• 6 packets of savoury rice
• 2 packets veg flavouring
• 3 Wispa bars
• 1 packet face wipes
• Seasons 1-6 of CSI on DVD
• 1 packet Lindor eggs
• I Ziploc of Lindor Chocs
• 6 Zucchini and Choc Chip muffins (In one piece and still fresh!)
• 1 church newsletter
• 2 Easter cards
• 2 contact lens solutions
• And a partridge in a pear tree

You know me so well and know what makes me the happiest

It’s been quite a while since I got a parcel (thanks volcano!) and you have no idea how happy they make me, especially given how bad yesterday was. And to top it off we got a free lift back to Kayonza too. It was chucking it down and we flagged a lorry down but the driver didn’t speak any English. We managed to tell him we wanted to go to Kayonza so he told us to get in. When he dropped us off he turned right back around – this guy went waaaaaaaaaaay out of his way to give us a lift home in the rain (about 40mins).

• So to count the nice things
• Free lift to Rwamagana
• 5 parcels
• Free lift back from Rwamagana
• AWESOME email from a friend which made me ROFLOL

I cannot believe that one of my friends would be so amazing as to send me 6 muffins, and even better they arrive in one piece and fresh as a daisy. I have some photo’s which I will try an upload. However, all photo’s are hosted on my Facebook if you want to see them.

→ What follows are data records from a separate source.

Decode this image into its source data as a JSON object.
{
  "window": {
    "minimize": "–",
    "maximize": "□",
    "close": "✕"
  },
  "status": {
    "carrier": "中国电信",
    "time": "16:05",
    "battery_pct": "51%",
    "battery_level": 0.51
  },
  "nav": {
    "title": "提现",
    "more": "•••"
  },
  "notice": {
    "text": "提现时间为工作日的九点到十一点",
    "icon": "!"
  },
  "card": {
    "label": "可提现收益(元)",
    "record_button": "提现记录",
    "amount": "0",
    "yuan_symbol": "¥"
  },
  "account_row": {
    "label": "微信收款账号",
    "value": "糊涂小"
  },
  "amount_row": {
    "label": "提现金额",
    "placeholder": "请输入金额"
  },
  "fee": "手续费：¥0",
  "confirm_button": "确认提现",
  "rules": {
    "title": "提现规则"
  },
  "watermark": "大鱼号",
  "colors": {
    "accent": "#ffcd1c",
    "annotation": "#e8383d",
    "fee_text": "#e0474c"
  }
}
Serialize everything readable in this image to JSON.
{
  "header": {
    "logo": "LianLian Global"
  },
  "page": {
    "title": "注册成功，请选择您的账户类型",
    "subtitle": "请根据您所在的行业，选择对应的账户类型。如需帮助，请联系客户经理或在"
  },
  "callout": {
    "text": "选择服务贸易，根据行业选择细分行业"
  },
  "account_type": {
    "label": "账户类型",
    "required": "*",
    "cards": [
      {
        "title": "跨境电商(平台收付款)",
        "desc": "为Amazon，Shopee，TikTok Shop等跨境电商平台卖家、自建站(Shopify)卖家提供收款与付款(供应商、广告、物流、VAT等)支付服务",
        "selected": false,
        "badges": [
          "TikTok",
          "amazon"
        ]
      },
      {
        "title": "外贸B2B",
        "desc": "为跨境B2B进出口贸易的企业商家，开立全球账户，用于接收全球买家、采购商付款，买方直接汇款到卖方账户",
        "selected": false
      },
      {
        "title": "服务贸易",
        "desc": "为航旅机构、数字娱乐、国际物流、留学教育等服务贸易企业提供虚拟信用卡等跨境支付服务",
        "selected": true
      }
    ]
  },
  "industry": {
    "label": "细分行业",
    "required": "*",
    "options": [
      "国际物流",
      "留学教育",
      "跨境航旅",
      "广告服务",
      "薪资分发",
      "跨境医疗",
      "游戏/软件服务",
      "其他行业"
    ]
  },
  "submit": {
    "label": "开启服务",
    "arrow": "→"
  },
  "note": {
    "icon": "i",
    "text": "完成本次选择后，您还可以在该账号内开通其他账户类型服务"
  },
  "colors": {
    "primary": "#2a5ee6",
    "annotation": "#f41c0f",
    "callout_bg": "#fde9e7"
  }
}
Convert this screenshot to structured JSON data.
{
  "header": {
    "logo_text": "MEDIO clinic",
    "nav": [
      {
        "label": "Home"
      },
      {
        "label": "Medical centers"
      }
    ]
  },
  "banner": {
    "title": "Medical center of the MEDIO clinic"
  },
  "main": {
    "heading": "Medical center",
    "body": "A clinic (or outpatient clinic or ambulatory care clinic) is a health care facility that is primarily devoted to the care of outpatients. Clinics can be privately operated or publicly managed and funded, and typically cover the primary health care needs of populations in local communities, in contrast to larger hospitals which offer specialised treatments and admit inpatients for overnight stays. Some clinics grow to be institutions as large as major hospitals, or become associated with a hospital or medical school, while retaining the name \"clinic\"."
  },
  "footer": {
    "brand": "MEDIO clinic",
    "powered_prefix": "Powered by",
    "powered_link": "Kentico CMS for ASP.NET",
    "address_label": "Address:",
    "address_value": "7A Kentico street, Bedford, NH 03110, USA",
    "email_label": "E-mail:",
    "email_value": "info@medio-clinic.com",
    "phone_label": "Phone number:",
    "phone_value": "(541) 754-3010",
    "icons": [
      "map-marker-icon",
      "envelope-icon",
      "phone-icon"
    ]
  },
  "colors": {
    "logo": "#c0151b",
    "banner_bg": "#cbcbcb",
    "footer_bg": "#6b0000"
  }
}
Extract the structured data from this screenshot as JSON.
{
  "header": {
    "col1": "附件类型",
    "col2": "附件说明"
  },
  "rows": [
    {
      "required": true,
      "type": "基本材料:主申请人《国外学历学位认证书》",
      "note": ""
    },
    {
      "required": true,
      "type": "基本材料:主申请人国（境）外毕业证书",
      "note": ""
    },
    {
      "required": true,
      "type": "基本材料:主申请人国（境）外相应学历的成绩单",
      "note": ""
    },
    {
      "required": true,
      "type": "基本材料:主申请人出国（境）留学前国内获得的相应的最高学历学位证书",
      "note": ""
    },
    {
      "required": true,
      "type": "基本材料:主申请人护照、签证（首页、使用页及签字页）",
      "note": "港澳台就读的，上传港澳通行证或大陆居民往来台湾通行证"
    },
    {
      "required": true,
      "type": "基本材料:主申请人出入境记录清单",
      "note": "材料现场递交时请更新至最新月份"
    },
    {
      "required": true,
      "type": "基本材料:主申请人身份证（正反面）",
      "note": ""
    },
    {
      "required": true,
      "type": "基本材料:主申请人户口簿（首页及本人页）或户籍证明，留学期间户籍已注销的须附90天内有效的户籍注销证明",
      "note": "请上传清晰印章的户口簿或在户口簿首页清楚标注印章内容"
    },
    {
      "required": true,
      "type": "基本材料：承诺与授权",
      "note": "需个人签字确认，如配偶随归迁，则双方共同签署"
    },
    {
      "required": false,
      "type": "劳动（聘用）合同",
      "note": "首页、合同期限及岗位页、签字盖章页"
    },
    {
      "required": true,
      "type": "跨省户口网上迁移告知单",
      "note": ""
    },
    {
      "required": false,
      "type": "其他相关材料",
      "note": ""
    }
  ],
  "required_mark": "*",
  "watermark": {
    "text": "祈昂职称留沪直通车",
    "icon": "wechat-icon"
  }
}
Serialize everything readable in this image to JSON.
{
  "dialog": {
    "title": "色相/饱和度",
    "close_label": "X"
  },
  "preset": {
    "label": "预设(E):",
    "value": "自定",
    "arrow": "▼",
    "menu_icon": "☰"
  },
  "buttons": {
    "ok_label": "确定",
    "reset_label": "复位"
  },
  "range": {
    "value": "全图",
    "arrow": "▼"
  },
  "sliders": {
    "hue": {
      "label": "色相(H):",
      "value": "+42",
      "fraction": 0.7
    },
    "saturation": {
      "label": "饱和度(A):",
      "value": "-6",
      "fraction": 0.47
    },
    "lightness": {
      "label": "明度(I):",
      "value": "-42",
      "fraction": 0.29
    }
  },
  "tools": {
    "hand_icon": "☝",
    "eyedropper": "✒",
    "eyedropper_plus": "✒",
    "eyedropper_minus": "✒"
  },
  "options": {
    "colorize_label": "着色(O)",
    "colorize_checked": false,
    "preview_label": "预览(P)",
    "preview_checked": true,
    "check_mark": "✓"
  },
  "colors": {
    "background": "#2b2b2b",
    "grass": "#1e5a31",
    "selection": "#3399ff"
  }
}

So to all my family and friends I love you so much. Your emails and parcels brighten my day and make me feel connected to my life back home – which is really important. I want to say a HUGE thank you for being my friends, I miss you so much xxxxxxxxxxxx